(Extracted records)
===============

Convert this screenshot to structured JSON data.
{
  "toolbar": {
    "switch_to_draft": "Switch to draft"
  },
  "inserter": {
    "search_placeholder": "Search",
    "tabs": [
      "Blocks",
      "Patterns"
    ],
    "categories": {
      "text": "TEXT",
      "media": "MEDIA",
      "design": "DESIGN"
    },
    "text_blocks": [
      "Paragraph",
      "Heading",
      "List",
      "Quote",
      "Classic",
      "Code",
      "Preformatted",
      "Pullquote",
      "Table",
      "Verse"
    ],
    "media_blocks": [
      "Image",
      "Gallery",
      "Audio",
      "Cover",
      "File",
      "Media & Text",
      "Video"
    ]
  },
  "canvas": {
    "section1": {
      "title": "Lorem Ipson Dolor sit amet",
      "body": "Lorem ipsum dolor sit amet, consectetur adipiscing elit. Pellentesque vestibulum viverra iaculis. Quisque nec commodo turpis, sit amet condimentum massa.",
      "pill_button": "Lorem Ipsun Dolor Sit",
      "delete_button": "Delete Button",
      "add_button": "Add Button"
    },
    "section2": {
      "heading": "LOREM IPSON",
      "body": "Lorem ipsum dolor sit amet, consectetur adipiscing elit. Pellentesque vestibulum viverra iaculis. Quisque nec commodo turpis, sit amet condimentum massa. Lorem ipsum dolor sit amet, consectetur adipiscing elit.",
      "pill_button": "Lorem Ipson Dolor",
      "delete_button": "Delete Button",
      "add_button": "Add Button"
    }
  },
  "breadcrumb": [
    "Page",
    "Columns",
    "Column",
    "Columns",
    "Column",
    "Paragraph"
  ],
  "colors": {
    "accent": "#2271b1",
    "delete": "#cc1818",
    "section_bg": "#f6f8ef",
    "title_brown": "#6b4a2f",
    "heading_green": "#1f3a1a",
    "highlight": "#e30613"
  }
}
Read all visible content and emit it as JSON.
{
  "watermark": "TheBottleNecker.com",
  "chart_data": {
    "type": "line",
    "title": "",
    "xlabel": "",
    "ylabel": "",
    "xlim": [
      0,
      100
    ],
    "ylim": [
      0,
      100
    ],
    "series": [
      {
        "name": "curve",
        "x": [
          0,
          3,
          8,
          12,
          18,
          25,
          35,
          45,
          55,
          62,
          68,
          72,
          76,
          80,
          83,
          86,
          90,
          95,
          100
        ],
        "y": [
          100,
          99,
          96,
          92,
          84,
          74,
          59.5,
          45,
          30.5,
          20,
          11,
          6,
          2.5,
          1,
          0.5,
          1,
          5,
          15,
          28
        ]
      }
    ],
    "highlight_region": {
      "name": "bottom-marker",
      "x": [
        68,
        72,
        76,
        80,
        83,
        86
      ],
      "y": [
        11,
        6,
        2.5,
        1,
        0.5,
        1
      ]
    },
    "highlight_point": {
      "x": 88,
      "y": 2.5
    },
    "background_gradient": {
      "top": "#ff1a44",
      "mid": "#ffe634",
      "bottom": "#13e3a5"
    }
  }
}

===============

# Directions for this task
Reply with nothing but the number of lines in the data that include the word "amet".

# Solved problem
3